**Supplied material:**

[Start of Attachment]

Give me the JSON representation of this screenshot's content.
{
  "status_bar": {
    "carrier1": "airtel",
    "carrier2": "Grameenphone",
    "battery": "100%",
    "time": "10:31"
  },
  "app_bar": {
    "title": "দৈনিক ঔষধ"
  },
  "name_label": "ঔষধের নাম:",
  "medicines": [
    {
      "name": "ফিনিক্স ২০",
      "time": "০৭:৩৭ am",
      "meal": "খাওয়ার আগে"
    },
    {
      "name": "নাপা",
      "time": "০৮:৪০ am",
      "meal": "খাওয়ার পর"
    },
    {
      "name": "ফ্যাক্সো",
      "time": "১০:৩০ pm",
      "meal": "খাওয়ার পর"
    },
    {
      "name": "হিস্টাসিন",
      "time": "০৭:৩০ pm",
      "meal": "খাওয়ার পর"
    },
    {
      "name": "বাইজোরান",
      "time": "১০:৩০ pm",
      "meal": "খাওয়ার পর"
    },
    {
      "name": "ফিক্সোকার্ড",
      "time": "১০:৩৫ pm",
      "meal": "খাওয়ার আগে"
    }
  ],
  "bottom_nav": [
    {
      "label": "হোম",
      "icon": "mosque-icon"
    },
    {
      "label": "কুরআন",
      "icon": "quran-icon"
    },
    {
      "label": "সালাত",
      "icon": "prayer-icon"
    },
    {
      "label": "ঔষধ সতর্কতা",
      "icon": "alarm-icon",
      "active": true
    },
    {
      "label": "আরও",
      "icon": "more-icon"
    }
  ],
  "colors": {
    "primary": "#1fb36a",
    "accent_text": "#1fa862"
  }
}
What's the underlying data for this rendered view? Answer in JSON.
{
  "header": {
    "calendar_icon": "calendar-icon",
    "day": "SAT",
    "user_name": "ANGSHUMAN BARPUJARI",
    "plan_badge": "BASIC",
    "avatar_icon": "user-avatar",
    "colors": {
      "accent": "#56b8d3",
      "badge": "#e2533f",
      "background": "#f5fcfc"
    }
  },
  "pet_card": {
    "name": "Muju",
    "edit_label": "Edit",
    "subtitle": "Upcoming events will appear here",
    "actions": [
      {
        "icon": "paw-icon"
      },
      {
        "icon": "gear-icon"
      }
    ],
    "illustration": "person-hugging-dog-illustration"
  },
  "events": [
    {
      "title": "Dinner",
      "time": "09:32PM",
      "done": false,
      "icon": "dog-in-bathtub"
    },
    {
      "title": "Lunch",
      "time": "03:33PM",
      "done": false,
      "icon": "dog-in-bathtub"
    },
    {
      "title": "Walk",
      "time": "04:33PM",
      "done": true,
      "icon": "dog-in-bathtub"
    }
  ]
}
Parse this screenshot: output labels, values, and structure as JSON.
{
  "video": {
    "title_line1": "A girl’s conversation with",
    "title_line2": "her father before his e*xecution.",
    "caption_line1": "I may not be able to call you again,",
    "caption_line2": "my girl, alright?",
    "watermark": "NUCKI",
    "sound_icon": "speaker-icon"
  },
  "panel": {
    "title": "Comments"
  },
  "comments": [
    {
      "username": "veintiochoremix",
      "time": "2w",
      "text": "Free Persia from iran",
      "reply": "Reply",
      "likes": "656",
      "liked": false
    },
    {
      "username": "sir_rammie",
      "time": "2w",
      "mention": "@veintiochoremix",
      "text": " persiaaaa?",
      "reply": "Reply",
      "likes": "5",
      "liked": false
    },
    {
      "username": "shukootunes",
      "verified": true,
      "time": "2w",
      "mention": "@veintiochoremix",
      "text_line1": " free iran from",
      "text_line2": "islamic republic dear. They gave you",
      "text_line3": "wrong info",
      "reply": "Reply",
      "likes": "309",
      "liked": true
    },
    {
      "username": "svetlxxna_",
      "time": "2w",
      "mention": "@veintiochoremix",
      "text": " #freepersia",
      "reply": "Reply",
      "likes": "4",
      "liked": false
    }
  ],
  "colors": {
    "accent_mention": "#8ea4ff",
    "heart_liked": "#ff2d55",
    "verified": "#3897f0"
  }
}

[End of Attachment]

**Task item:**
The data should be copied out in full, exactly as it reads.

**Answer for this exercise:**
Give me the JSON representation of this screenshot's content.
{
  "status_bar": {
    "carrier1": "airtel",
    "carrier2": "Grameenphone",
    "battery": "100%",
    "time": "10:31"
  },
  "app_bar": {
    "title": "দৈনিক ঔষধ"
  },
  "name_label": "ঔষধের নাম:",
  "medicines": [
    {
      "name": "ফিনিক্স ২০",
      "time": "০৭:৩৭ am",
      "meal": "খাওয়ার আগে"
    },
    {
      "name": "নাপা",
      "time": "০৮:৪০ am",
      "meal": "খাওয়ার পর"
    },
    {
      "name": "ফ্যাক্সো",
      "time": "১০:৩০ pm",
      "meal": "খাওয়ার পর"
    },
    {
      "name": "হিস্টাসিন",
      "time": "০৭:৩০ pm",
      "meal": "খাওয়ার পর"
    },
    {
      "name": "বাইজোরান",
      "time": "১০:৩০ pm",
      "meal": "খাওয়ার পর"
    },
    {
      "name": "ফিক্সোকার্ড",
      "time": "১০:৩৫ pm",
      "meal": "খাওয়ার আগে"
    }
  ],
  "bottom_nav": [
    {
      "label": "হোম",
      "icon": "mosque-icon"
    },
    {
      "label": "কুরআন",
      "icon": "quran-icon"
    },
    {
      "label": "সালাত",
      "icon": "prayer-icon"
    },
    {
      "label": "ঔষধ সতর্কতা",
      "icon": "alarm-icon",
      "active": true
    },
    {
      "label": "আরও",
      "icon": "more-icon"
    }
  ],
  "colors": {
    "primary": "#1fb36a",
    "accent_text": "#1fa862"
  }
}
What's the underlying data for this rendered view? Answer in JSON.
{
  "header": {
    "calendar_icon": "calendar-icon",
    "day": "SAT",
    "user_name": "ANGSHUMAN BARPUJARI",
    "plan_badge": "BASIC",
    "avatar_icon": "user-avatar",
    "colors": {
      "accent": "#56b8d3",
      "badge": "#e2533f",
      "background": "#f5fcfc"
    }
  },
  "pet_card": {
    "name": "Muju",
    "edit_label": "Edit",
    "subtitle": "Upcoming events will appear here",
    "actions": [
      {
        "icon": "paw-icon"
      },
      {
        "icon": "gear-icon"
      }
    ],
    "illustration": "person-hugging-dog-illustration"
  },
  "events": [
    {
      "title": "Dinner",
      "time": "09:32PM",
      "done": false,
      "icon": "dog-in-bathtub"
    },
    {
      "title": "Lunch",
      "time": "03:33PM",
      "done": false,
      "icon": "dog-in-bathtub"
    },
    {
      "title": "Walk",
      "time": "04:33PM",
      "done": true,
      "icon": "dog-in-bathtub"
    }
  ]
}
Parse this screenshot: output labels, values, and structure as JSON.
{
  "video": {
    "title_line1": "A girl’s conversation with",
    "title_line2": "her father before his e*xecution.",
    "caption_line1": "I may not be able to call you again,",
    "caption_line2": "my girl, alright?",
    "watermark": "NUCKI",
    "sound_icon": "speaker-icon"
  },
  "panel": {
    "title": "Comments"
  },
  "comments": [
    {
      "username": "veintiochoremix",
      "time": "2w",
      "text": "Free Persia from iran",
      "reply": "Reply",
      "likes": "656",
      "liked": false
    },
    {
      "username": "sir_rammie",
      "time": "2w",
      "mention": "@veintiochoremix",
      "text": " persiaaaa?",
      "reply": "Reply",
      "likes": "5",
      "liked": false
    },
    {
      "username": "shukootunes",
      "verified": true,
      "time": "2w",
      "mention": "@veintiochoremix",
      "text_line1": " free iran from",
      "text_line2": "islamic republic dear. They gave you",
      "text_line3": "wrong info",
      "reply": "Reply",
      "likes": "309",
      "liked": true
    },
    {
      "username": "svetlxxna_",
      "time": "2w",
      "mention": "@veintiochoremix",
      "text": " #freepersia",
      "reply": "Reply",
      "likes": "4",
      "liked": false
    }
  ],
  "colors": {
    "accent_mention": "#8ea4ff",
    "heart_liked": "#ff2d55",
    "verified": "#3897f0"
  }
}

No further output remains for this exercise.